Bankruptcy bid came as pension deal loomed
ANGLO Irish Bank's former chief executive David Drumm filed for bankruptcy in the US as the Revenue Commissioners was about to grant approval for a deal that would see Mr Drumm's pension rights surrendered to Anglo to help pay off his debts of almost €8.5m.
Actuarial, tax and legal experts had been engaged by the bank over the summer to unlock Mr Drumm's pension. It had never been tried before in Ireland.
The proposed settlement also involved the transfer to the bank of Mr Drumm's half-share of his home in Malahide, which was the subject of a second action by the bank, and the transfer of his mansion on Cape Cod in Massachusetts.
Efforts to surrender Mr Drumm's pension to the State were plagued by difficulties relating to property rights, the fund's long-term value and tax liabilities arising from any transfer, but a proposed structure had been placed before Mr Drumm and the Revenue Commissioners.
"We (the parties) were very, very close to a deal, but the Chapter Seven filings means that all sides have lost control," said a source familiar with the planned tax arrangements.
Despite the intensive negotiations, records seen by the Irish Independent indicate that Mr Drumm was already planning his bankruptcy as Anglo awaited his approval of a last-chance settlement.
Exactly a week before Thursday's dramatic event, Drumm received a 'certificate of counselling', a document required under US law in advance of a person filing for bankruptcy
The bankruptcy bid has the potential to derail Anglo's proceedings against Mr Drumm in the Commercial Court here.
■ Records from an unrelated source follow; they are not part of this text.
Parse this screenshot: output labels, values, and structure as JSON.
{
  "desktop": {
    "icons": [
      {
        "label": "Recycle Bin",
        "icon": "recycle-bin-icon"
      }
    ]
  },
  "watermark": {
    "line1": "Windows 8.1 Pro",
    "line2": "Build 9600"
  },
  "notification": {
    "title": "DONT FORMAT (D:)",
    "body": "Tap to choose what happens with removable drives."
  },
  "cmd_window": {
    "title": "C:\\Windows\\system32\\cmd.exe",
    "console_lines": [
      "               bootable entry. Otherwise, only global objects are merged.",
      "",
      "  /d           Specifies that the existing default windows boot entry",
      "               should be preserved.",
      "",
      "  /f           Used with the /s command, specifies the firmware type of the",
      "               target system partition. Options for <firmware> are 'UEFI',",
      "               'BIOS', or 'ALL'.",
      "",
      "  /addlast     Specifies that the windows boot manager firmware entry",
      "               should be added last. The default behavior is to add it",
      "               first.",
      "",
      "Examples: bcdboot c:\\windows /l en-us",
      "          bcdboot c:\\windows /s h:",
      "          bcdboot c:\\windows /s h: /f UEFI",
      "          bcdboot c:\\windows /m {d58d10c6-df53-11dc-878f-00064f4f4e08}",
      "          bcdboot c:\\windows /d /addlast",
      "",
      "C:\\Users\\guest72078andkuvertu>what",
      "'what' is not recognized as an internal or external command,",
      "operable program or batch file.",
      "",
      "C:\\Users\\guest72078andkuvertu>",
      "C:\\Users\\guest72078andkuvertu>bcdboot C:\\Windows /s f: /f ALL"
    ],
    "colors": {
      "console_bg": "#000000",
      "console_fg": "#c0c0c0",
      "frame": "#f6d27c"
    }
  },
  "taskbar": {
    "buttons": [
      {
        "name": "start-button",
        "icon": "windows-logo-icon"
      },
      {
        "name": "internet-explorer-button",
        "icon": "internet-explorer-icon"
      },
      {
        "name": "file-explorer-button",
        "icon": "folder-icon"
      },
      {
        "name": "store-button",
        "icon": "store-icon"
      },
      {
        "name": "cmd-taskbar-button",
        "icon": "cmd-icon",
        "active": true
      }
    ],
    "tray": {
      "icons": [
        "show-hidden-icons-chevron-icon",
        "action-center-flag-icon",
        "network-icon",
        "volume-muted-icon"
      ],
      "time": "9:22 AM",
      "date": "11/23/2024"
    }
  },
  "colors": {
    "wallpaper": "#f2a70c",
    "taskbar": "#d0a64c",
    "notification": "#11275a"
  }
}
This is because the filing of the Chapter Seven "liquidation" bankruptcy has triggered a worldwide postponement on any proceedings involving him